When the Animals Saved Earth: an eco-fable (2015) retold by Alexis York Lumbard and illustrated by Demi. The origins of this story go back more than 1,000 years and links through several major world religions. It tells a creation story from the perspective of the animals, who have a unique take on the "arrival" of humans. This is a great book for getting kids to think about other points of view, as well as to talk about environmental issues.
A Pair of Twins (2014) by Kavitha Mandana and illustrated by Nayantara Surendranath. This historic fiction (fantasy?) story tells about the linked lives of two babies born on the same day: the daughter of the chief mahout (elephant trainer) and the daughter of the star of the bull elephants. In a growing story of girl-power, the young Sundari changes expectations about what girls (and girl elephants) are capable of. Again, I would have liked an author's note, if not talking about whether there is any truth to the story, but even just background about the elephants and the Dussehra festival.

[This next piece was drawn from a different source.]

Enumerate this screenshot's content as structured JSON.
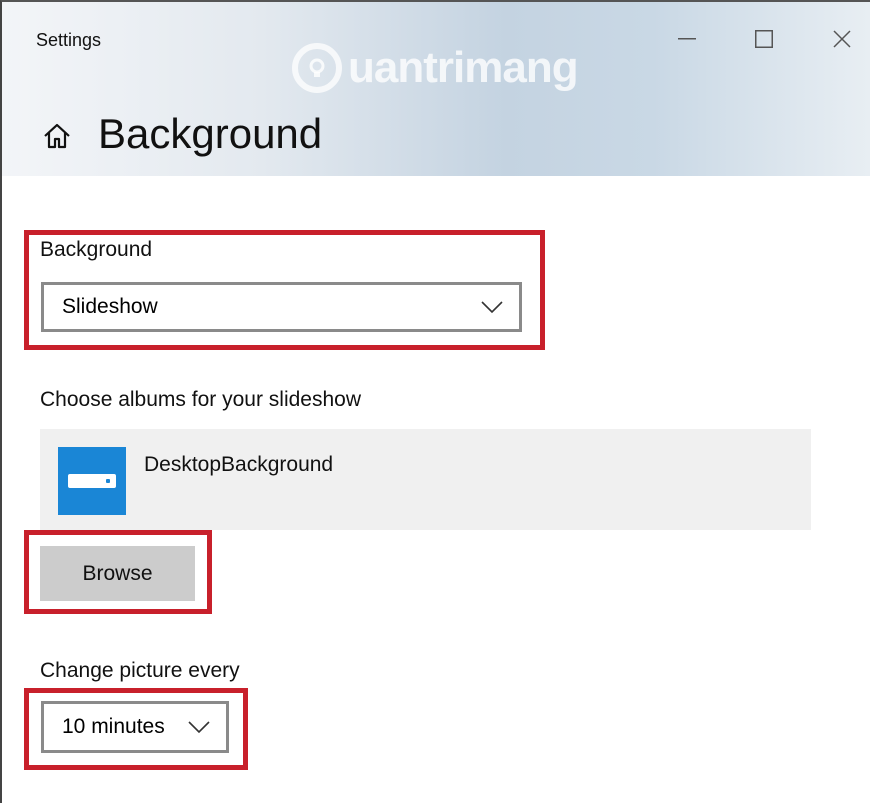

A Good Trade (2013) by Alma Fullerton and illustrated by Karen Patkau. This rhythmic story set in Uganda follows a young boy, Kato, through his day. He gathers water, finds a flower, and receives new shoes from an aid worker. But alas, this is another picture book that is dire need of an author's note and context for kids. I'm really not sure what the "take home message" is supposed to be here. [Read my deeper analysis of this book and its author here.]
My Name is Yoon (2003) by Helen Recorvits and illustrated by Gabi Swiatkowska. Jennie Hunt commented on my post about Books about Modern Immigration and Immigrants suggesting I check this one out. Yoon feels very unsure about her move to America, and she chooses a variety of new words to write instead of her name. While I liked the story, I felt like the style of illustration distracting.
Marty McGuire (2011) by Kate Messner with illustrations by Brian Floca. This charming chapter book is the first of a series starting irrepressible third grader Marty McGuire. I love how Kate Messner captures so much about Marty so quickly. Definitely a book I'll be coming back to in terms of strong characters and telling descriptions. I think this one will be a big hit with my students too.
Challenges and Summer PlansThis summer I am again joining in the amazing community and discussion of #cyberPD. This summer's book is Digital Reading: What's Essential in Grades 3-8. Click here to read more about #cyberPD or click here to join the Google+ discussion group!
I am also participating in a month-long professional development book club discussion of the book Digital Student Portfolios by Matt Renwick.
#Bookaday Challenge update: days read a book 39/42, books read 64/90
Award-Winning Books Reading Challenge update: 12 books, 2 dedicated posts
Dive into Diversity Challenge update: 145 books, 31 dedicated posts